Exercise requirements>
Return each line of the listing that has the word "image" in it.

Data>
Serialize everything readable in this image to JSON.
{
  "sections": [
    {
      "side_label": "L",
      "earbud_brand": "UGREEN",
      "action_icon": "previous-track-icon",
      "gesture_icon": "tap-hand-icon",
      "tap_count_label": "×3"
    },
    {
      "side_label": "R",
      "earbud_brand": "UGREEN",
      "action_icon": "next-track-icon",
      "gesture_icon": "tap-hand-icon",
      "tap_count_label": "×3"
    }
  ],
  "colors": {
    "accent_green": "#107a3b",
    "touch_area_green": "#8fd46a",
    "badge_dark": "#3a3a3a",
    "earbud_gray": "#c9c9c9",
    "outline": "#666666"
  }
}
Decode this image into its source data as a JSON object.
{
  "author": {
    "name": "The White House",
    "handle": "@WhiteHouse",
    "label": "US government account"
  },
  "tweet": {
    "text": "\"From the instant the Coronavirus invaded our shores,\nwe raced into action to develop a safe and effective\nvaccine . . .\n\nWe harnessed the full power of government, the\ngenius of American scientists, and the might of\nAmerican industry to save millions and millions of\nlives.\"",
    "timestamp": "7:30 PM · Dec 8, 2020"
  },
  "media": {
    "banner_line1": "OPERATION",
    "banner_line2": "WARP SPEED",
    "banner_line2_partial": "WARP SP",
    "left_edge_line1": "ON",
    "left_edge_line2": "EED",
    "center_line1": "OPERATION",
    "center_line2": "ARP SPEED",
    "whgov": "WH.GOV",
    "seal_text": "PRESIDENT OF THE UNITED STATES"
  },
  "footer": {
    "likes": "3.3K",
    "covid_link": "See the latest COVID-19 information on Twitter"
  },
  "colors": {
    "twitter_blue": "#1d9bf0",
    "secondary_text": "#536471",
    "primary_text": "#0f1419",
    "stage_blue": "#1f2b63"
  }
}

Output>
Serialize everything readable in this image to JSON.
Decode this image into its source data as a JSON object.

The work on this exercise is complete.